The party on the outside wanted back in after more than a decade of frustration. The party occupying the White House was the underdog, trailing badly in presidential polls. "I don't believe the polls," the incumbent president declared a few days before the election. "The people ask me where I get my figures. I get 'em from the best possible sources, from the people themselves."
On Election Day, pundits and polls had the challenger well ahead. "The nation goes to the polls again tomorrow," The Sun reported, "and unless usually reliable signs fail, the voters will elect the first Republican president in 16 years."
George Bush will tell you that of course it didn't happen that way. In an upset nearly unrivaled in presidential politics, Harry S Truman returned to the White House, beating Thomas E. Dewey by an astonishing 114 electoral votes. (The Sun, which had endorsed the Republican on its front page, was so apoplectic that it seemed hardly able to publish for a few days. Then it blamed it all on the unions.)
Could it happen to Mr. Bush? Could he pull a Truman, confounding pundits and polls again?
There are some parallels, similarities, ironies. In '92, an independent candidate, Ross Perot, may well affect the outcome, just as Henry Wallace and Strom Thurmond siphoned off more than 2 million votes between them in 1948. That year, California's Gov. Earl Warren, Dewey's running mate, complained in a speech at Baltimore's Lyric Theater about the "paternalism" of the Truman administration, and Truman called the Republicans "gluttons of privilege." There was even a mission to Moscow. Late in the campaign, Truman promised to visit the "Red" capital in an effort to smooth relations.

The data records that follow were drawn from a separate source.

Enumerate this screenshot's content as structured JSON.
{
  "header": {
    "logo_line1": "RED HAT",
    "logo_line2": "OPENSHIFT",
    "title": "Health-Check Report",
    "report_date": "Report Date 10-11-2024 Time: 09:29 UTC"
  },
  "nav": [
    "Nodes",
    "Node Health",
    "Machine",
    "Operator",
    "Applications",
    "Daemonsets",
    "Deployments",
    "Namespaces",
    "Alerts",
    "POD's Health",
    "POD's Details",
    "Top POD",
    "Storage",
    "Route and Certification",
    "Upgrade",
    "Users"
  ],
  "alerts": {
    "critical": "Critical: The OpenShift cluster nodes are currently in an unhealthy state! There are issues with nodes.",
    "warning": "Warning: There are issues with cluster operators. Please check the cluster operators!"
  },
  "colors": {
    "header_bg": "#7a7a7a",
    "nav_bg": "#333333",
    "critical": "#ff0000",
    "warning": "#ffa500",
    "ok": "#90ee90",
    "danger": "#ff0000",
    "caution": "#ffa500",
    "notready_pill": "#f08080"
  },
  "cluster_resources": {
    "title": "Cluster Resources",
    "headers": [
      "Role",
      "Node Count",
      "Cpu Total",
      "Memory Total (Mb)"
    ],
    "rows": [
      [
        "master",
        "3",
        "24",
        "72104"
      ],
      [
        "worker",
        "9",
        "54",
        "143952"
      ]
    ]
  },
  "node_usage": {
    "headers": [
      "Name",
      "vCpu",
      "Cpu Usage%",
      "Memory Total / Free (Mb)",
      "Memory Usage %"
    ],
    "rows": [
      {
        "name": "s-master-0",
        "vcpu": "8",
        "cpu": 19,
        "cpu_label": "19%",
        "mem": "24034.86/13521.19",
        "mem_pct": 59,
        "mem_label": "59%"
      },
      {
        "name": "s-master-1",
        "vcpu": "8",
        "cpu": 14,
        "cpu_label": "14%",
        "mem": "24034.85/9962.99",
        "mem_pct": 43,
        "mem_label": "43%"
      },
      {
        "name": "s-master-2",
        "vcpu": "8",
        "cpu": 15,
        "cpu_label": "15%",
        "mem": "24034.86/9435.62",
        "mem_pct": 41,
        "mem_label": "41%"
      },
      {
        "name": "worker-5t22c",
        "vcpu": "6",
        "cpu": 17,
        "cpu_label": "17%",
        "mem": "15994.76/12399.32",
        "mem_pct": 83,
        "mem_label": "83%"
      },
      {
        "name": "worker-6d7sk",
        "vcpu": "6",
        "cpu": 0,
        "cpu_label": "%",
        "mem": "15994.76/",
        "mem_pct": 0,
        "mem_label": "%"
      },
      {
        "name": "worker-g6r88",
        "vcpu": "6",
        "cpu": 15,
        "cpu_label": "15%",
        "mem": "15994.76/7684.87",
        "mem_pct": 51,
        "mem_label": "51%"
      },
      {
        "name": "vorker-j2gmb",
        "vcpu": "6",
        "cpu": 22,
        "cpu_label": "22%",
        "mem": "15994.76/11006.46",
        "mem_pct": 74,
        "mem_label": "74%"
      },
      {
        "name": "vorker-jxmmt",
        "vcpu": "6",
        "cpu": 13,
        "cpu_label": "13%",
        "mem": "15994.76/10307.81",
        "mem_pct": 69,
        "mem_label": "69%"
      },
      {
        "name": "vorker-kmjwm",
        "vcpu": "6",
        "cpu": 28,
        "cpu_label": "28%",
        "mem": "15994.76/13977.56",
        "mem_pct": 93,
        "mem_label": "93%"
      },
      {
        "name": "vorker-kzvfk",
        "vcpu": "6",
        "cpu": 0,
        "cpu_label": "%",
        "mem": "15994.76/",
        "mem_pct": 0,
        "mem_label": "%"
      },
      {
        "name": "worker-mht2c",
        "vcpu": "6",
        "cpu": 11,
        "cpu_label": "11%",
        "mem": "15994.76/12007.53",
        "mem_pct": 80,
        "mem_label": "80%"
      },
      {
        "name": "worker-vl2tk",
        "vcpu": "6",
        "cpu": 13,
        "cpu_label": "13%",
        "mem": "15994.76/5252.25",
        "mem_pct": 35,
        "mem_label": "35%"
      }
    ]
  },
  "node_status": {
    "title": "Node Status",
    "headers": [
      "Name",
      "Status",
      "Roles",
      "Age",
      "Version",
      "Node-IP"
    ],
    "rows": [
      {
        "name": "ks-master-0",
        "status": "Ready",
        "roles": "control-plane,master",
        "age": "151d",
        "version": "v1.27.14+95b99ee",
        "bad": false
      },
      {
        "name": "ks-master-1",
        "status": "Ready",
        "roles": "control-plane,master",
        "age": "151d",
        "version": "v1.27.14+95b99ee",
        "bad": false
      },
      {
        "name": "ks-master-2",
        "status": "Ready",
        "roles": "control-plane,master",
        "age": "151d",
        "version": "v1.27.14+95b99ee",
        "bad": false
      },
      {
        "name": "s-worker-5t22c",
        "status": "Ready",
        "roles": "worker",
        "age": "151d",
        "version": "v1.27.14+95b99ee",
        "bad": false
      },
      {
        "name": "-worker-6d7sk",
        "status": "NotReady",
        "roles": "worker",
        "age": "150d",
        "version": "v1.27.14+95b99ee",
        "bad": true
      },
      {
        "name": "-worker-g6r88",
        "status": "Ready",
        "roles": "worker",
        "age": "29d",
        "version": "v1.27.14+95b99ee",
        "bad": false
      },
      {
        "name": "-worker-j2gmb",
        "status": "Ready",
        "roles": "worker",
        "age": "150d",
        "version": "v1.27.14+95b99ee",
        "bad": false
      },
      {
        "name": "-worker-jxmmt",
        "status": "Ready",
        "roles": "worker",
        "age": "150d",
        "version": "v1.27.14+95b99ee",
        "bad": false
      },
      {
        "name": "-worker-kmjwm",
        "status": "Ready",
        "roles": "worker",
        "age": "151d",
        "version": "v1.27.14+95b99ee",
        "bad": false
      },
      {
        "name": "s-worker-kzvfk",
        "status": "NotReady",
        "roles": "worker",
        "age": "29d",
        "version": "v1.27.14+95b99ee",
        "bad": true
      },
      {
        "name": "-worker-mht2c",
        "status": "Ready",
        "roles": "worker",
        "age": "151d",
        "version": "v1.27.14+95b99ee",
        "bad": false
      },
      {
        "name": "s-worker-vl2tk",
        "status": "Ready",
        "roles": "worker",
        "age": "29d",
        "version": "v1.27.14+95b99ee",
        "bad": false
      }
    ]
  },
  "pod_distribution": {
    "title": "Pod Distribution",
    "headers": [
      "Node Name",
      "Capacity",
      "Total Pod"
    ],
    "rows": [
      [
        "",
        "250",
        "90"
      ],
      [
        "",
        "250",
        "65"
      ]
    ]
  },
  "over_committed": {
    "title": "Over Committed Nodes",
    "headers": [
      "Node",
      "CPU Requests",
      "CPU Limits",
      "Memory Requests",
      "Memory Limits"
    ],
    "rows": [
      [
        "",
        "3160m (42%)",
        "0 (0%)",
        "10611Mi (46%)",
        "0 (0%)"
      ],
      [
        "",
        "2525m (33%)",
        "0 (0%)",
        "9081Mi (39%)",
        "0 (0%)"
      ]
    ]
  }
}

But the differences between 1948 and 1992 overwhelm the similarities. The incumbent had run as vice president in 1944 and had been thrust into the presidency upon the death of Franklin Roosevelt. The post-World War II economy was still booming.
And presidential campaigns hadn't become television spectacles. The candidates didn't start campaigning until mid-September. Truman traveled 23,000 miles, all by train, and made 271 speeches, most of them dutifully reported in lengthy ** newspaper articles and by radio networks. Dewey made only three campaign tours.
What a candidate said, the content of his views, was what counted, and the news was transmitted over telephone lines, not satellite dishes. Newspapers reprinted campaign speeches that would be considered banal today. How a candidate sounded was important, too; Truman and Dewey both used the four national radio networks in the weeks before the election. How a candidate looked was least important. Today, of course, the order is reversed.
Television was a nascent industry in 1948. By the late '60s it had become the dominant force in presidential politics, and by the '80s it had turned the quadrennial presidential campaigns into wondrous circuses replete with hour-by-hour polls, face-to-face debates followed by instant analysis of "who won" and what Johns Hopkins media critic Mark Crispin Miller calls the "suffocating barrage of information" about the candidates, their wives and children, their astrological signs and whatever else one might want to know. Sound bites, spin doctors and image-makers had consumed the political process.
In 1948, there was little interest in "character issues." If Dewey or Truman cheated on their wives or escaped military service in World War I, the public was not to know. The candidates didn't attack each other on the personal level. In fact, Warren angered his own party by praising some of Truman's policies.
And polling was quite obviously an inexact science 44 years ago. Newspaper stories that mentioned polls almost always coupled the references with those "usually reliable signs" or "reliable sources." Polling allegedly is a more exact science today. The pollsters even tell us how wrong they could be; it's called the "margin of error."
So the hugely favored Tom Dewey, who had run against Washington and its "brazen people who put politics above the public welfare," fell to ignominious defeat. Could it happen to Bill Clinton? Unless something happens in the next 10 days to change public opinion -- something that will be spotted instantly by the polls and monitored to death, so that we won't have to be vexed by not knowing the results before we vote -- it doesn't seem likely.